Widdess, Richard (2015) 'North India'. In: Church, Michael, (ed.), The other classical musics: fifteen great traditions. Woodbridge: Boydell Press, pp 139-159.

Widdess, Richard (2015) 'Text, Orality, and Performance in Newar Devotional Music'. In: Orsini, Francesca and Schofield, Katherine, (eds.), Tellings and Texts: Music, Literature and Performance in North India. Cambridge: Open Book Publishers.

Widdess, Richard (2013) 'Schemas and improvisation in Indian music'. In: Kempson, Ruth and Howes, Christine and Orwin, Martin, (eds.), Language, Music and Interaction. London: College Publications, pp 197-209.
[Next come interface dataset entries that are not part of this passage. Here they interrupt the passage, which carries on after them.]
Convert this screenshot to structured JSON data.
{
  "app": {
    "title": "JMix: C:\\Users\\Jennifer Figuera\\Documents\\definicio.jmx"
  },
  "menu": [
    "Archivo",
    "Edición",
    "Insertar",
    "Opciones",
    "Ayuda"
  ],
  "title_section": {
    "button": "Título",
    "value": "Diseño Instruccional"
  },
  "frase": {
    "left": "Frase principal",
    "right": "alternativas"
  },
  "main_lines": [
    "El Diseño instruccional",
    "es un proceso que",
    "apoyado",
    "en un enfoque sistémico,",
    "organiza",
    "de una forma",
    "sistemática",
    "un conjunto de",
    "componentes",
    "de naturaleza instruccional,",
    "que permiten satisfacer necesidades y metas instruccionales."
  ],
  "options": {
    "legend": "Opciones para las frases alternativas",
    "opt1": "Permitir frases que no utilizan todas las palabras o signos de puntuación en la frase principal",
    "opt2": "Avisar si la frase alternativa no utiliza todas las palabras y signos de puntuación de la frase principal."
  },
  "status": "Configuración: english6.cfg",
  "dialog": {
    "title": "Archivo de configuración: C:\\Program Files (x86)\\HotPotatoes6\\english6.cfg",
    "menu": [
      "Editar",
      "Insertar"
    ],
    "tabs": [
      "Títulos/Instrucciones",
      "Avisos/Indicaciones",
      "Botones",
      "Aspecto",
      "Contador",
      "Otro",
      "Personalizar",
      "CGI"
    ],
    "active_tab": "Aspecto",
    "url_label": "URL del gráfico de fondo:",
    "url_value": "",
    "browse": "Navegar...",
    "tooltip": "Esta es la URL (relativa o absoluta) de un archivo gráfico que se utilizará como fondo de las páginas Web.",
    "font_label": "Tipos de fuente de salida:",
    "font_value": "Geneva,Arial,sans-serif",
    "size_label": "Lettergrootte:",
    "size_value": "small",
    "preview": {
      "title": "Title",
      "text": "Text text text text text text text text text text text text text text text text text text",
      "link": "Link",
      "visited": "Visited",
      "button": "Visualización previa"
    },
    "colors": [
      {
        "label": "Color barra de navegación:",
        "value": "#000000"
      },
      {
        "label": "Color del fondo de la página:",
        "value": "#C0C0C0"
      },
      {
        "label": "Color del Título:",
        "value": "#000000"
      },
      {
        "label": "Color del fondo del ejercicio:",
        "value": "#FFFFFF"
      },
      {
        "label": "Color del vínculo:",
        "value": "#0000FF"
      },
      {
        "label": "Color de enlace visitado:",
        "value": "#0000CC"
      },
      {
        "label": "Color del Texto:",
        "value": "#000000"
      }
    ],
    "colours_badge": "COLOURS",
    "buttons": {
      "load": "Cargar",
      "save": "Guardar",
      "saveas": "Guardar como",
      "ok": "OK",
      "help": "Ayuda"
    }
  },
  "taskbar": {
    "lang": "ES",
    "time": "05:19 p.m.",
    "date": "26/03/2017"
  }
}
Widdess, Richard (2011) 'Dynamics of melodic discourse in Indian music: Budhaditya Mukherjee’s ālāp in rāg Pūriyā-Kalyān'. In: Tenzer, Michael and Roeder, John, (eds.), Analytical and cross-cultural studies in world music. New York: Oxford University Press, pp 187-224.

Widdess, Richard (2010) 'Laurence Ernest Rowland Picken 1909-2007'. In: Johnston, Ron, (ed.), Proceedings of the British Academy, Biographical Memoirs of Fellows, IX. Oxford: Oxford University Press, pp 226-255.

Widdess, Richard and Wegner, Gert-Matthias (2005) 'Musical miniatures from Nepal: two Newar ragamalas'. In: Pal, Pratapaditya, (ed.), Nepal: Old Images, New Insights. Bombay: Marg Publications, pp 81-91.

Widdess, Richard (2001) 'Kirtana [and] Thumri [and] Dhrupad [and] Tala [and] Raga [and] Sruti [and] Sangita [and] Rasa [and] Gharana [and] Gat [and] Alapa [and] Kriti [and] Khayal'. In: Sadie, S. and Tyrell, J., (eds.), The New Grove Dictionary of Music and Musicians. 2nd edition. Macmillan.

Widdess, Richard (2001) 'India, III: Theory and practice of classical music'. In: Sadie, S. and Tyrell, J., (eds.), The New Grove Dictionary of Music and Musicians. 2nd edition. Macmillan, pp 170-210.

Widdess, Richard and Wegner, G-M (2001) 'Nepal, Kingdom of, I. Music in the Kathmandu Valley'. In: Sadie, S. and Tyrell, J., (eds.), The New Grove Dictionary of Music and Musicians. 2nd edition. Macmillan, pp 757-760.

Widdess, Richard and Duran, L. (2001) 'Picken, Laurence'. In: Sadie, S. and Tyrell, J., (eds.), The New Grove Dictionary of Music and Musicians. 2nd edition. Macmillan, pp 718-719.

Widdess, Richard and Ruckert, G. (2000) 'Hindustani raga'. In: Arnold, A., (ed.), The Garland Encyclopedia of World Music. Vol. 5: South Asia, the Indian subcontinent. Garland Publishing Inc., pp 64-88.

Other

Widdess, Richard (2006) 'Rāga'.

Khan, Wajahat and Widdess, Richard (2006) 'Wajahat Khan plays Rageshri'.

 

This list was last generated on Tuesday, 19th October 2021, 15:40 Europe/London.